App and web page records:
______________________________

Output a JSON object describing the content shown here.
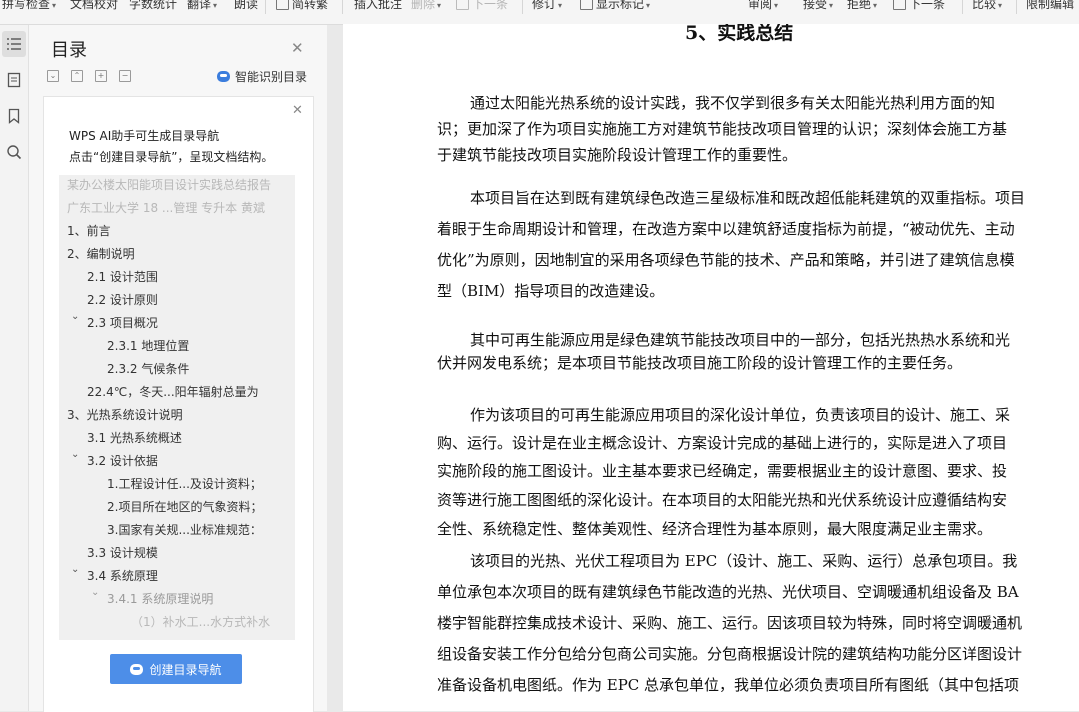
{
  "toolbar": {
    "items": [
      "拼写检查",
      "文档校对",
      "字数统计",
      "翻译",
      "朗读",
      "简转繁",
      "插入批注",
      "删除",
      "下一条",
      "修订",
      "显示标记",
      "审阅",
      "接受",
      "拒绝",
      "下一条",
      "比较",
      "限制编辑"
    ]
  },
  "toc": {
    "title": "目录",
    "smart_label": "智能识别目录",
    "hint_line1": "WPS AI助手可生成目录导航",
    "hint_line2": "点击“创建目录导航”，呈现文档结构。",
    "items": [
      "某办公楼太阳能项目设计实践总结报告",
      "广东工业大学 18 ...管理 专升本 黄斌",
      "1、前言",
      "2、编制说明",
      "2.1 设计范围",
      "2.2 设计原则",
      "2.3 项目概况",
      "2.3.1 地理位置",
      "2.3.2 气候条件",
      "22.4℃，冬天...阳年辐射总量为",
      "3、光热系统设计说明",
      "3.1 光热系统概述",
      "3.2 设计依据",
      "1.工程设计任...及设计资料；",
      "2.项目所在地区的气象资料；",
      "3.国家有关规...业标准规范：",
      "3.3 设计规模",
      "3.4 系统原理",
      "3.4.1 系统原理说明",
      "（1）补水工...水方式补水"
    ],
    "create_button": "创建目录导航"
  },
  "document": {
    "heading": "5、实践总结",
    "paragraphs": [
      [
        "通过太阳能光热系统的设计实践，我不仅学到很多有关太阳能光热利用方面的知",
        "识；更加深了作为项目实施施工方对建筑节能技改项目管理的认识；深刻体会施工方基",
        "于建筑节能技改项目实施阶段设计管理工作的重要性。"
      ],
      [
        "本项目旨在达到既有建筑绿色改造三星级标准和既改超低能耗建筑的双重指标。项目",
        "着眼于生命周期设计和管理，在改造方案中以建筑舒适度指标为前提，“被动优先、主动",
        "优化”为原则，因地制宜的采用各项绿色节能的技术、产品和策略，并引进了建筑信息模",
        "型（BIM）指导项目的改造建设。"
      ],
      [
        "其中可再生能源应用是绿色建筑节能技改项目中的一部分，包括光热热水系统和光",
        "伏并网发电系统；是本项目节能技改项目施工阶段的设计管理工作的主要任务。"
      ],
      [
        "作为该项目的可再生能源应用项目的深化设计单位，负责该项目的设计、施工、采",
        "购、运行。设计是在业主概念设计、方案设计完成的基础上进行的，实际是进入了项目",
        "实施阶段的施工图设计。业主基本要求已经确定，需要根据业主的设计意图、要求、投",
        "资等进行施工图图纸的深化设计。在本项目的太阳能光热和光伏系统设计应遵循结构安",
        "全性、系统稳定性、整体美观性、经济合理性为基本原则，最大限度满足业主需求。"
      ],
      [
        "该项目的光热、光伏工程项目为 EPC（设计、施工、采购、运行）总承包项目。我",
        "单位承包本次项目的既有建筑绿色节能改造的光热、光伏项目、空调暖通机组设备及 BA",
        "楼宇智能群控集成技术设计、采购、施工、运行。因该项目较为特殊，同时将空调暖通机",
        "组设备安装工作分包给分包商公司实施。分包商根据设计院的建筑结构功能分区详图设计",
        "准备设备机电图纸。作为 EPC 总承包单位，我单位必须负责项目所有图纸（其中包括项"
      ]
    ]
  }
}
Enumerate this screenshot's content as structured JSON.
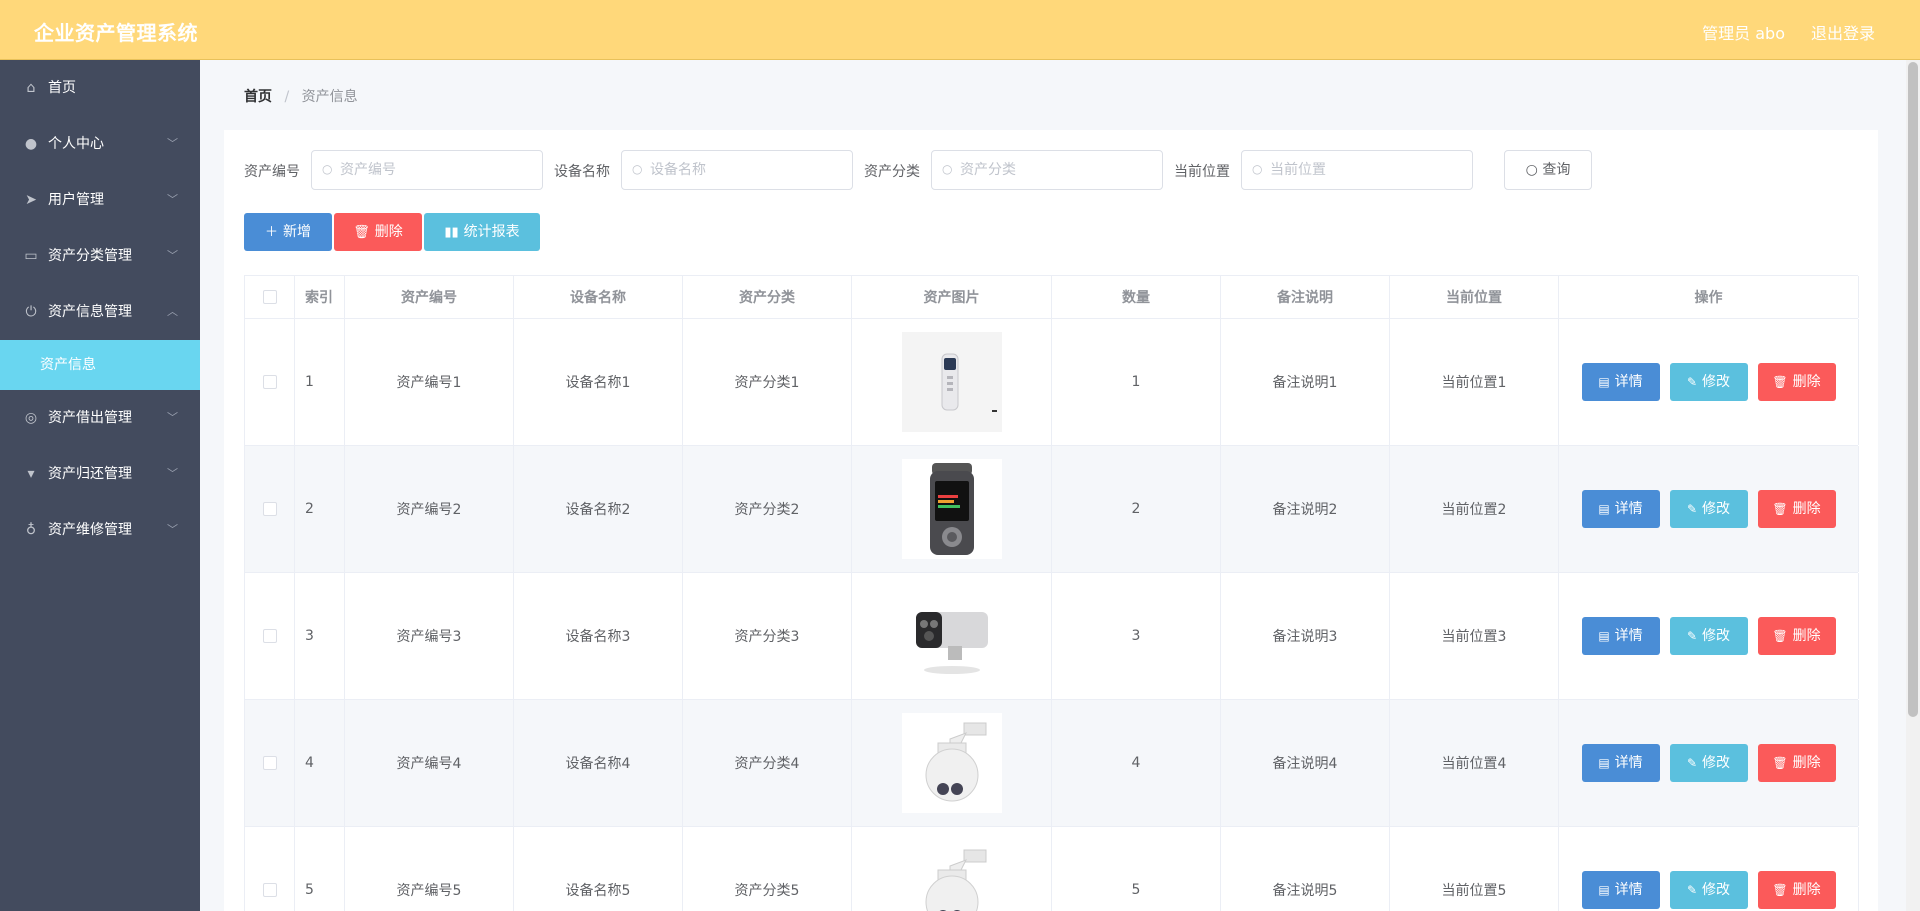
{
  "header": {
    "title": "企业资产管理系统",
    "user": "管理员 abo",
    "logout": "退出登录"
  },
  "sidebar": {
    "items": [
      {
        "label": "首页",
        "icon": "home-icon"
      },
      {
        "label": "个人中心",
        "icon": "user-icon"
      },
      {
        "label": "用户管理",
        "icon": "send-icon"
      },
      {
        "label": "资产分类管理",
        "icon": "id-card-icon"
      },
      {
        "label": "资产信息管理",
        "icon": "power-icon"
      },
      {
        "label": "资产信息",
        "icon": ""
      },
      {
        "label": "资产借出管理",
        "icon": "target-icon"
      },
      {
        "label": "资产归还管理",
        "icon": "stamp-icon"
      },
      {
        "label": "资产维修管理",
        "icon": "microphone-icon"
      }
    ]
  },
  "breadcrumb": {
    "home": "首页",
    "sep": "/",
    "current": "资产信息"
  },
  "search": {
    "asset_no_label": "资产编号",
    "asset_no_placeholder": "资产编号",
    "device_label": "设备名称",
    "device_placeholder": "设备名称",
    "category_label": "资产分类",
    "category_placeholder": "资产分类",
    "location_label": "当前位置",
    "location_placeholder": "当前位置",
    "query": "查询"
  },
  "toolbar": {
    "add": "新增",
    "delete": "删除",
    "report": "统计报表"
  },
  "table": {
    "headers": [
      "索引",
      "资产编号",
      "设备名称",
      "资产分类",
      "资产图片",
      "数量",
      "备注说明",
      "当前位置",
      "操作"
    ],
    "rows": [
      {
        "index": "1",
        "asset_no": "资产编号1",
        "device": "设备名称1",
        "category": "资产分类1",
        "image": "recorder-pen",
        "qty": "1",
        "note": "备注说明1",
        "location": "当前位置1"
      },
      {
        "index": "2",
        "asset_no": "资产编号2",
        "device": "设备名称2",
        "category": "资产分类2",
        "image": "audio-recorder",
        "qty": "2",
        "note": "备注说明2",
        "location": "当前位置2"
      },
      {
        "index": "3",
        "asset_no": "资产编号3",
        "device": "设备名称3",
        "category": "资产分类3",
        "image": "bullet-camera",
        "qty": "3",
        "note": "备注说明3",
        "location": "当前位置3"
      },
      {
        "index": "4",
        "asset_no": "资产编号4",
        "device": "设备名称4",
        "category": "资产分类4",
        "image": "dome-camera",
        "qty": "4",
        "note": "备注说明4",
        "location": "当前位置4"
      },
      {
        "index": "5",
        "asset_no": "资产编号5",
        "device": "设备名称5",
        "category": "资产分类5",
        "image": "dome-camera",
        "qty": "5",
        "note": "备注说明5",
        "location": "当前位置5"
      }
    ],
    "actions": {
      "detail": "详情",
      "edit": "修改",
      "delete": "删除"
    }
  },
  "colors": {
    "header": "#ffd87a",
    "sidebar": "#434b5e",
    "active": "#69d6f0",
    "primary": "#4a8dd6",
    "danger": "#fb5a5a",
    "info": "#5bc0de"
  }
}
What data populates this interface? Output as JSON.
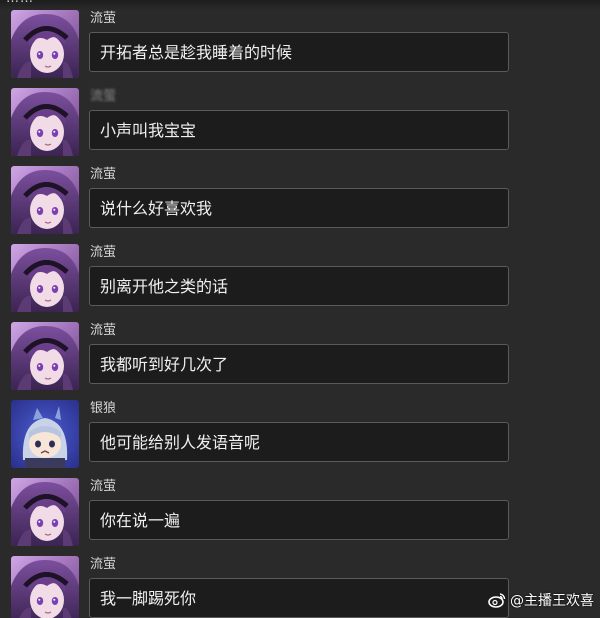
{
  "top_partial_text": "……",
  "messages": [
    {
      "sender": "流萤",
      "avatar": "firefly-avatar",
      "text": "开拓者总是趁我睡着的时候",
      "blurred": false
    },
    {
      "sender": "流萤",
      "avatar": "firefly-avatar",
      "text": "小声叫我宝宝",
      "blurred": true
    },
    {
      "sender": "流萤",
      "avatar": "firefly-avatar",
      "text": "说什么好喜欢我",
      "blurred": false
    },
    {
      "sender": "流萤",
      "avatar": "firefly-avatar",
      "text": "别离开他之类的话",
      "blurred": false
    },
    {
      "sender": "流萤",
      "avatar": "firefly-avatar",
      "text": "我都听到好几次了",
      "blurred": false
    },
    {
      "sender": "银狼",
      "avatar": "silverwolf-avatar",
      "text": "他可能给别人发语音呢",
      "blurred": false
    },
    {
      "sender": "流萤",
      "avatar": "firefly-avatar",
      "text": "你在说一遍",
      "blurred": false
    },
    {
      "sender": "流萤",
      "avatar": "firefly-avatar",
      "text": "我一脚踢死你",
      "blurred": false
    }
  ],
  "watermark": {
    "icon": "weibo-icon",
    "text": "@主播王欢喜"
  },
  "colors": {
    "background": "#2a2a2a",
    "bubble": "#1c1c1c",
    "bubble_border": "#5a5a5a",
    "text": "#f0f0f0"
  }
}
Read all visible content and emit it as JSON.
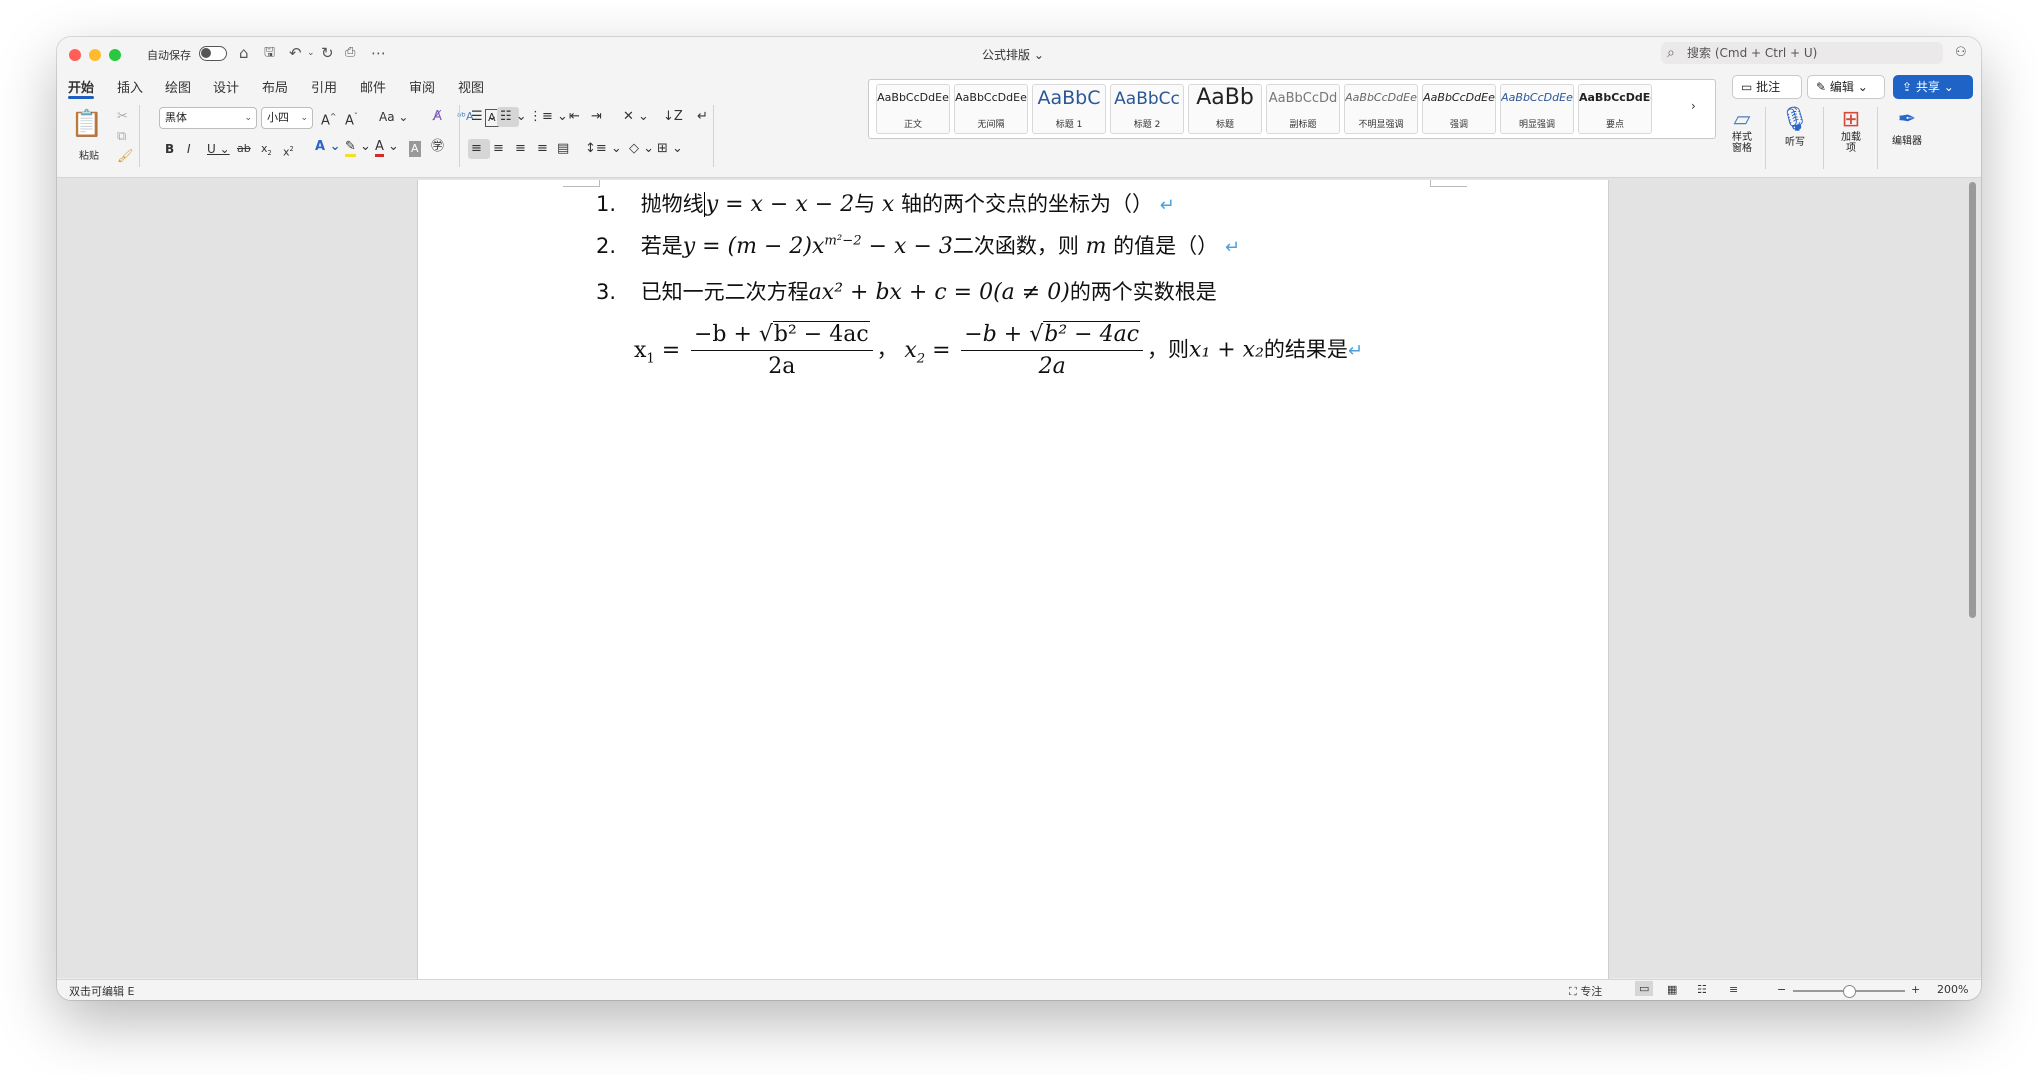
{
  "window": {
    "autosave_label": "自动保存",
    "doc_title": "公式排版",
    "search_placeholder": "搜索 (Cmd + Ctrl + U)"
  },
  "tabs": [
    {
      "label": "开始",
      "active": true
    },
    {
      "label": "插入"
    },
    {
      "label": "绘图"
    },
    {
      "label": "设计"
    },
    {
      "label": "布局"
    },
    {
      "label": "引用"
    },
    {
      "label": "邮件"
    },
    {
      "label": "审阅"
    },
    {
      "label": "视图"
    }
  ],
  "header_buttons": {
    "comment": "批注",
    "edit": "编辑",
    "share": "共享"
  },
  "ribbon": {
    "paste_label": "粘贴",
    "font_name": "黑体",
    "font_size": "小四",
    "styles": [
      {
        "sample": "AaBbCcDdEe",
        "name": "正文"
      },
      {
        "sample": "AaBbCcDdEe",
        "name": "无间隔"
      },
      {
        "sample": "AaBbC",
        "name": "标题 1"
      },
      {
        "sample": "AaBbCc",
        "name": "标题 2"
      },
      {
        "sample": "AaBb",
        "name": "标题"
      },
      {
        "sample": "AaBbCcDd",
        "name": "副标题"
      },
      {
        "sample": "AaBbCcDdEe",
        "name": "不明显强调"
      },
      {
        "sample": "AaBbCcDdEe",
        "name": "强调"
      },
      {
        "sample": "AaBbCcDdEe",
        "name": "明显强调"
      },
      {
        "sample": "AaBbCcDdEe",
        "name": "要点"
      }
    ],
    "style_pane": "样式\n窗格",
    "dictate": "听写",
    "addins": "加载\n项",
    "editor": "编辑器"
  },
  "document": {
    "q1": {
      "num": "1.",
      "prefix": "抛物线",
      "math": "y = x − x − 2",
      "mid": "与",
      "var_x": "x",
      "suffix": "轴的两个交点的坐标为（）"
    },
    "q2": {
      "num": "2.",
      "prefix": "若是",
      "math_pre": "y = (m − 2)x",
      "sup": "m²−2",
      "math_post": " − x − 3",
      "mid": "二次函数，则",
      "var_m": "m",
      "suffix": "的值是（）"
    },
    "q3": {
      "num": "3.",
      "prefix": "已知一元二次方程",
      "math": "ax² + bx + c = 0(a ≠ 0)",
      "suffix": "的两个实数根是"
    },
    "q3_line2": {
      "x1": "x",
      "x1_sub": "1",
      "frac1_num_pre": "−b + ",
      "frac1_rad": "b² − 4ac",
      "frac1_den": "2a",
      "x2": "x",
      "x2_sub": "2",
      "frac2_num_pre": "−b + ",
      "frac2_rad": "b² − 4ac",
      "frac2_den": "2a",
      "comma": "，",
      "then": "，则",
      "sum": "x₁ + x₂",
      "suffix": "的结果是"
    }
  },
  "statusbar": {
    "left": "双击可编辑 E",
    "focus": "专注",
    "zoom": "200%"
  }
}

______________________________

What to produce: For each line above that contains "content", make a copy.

Exercise result:
Output a JSON object describing the content shown here.
Enumerate this screenshot's content as structured JSON.
Read all visible content and emit it as JSON.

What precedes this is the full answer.